This is a Pandora Sphinx moth which spent several days hanging on a wall at our condo in Ocean City, Maryland in 2011. I had never seen such a vibrant creature, so the curious shutterbug in me decided to photograph it for later identification purposes. It let me get right up on top of it with my Olympus and the flash didn’t disturb it, so I was convinced it was sick. After all, how many moths have you ever seen that don’t flitter away at the first interaction with a human? I named it “Army Strong” because of the gorgeous camouflage colors and it was there for a few days before it departed one muggy summer evening.
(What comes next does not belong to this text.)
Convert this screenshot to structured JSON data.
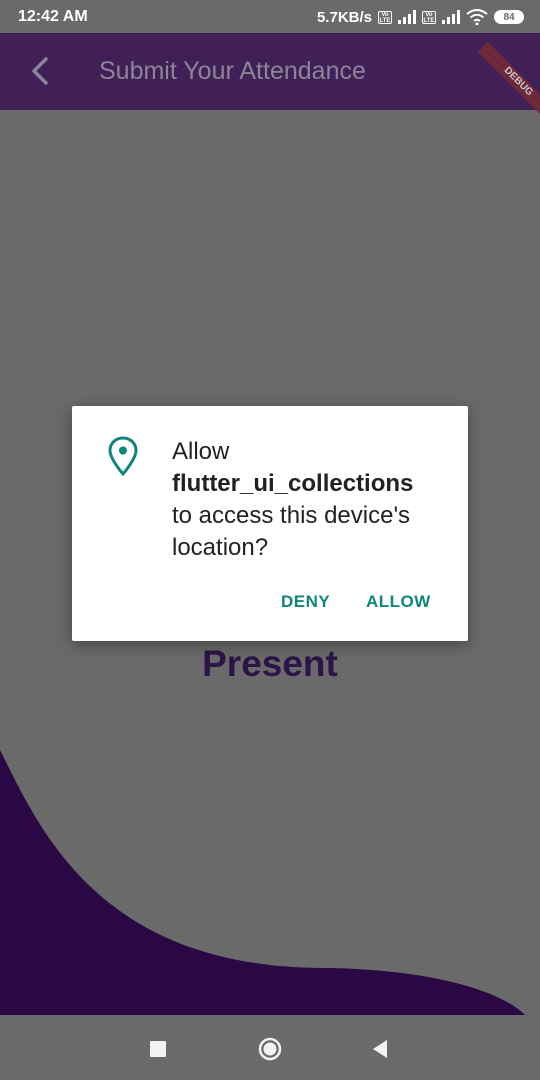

When I got home, I naturally wanted to learn more about Army Strong, and I Googled “camouflage moth”, which led me to what I thought was my answer. As I started reading about Oleander Hawk moths, I realized I needed to search elsewhere for information – the Oleander Hawk moth is a native of the Middle East, and it just wasn’t possible that one would be living on Maryland’s Eastern Shore. I can’t remember how I found Bill Oehlke’s website, but I sent him the photo and he identified it as a Pandora Sphinx. When I asked him to show me the differences between the two because I just couldn’t see them, he set up this website. Three years later, I’m still amazed by this harmless and beautiful creature that let me take its photograph, and I’ll always be grateful to Mr. Oehlke for helping me learn more about it.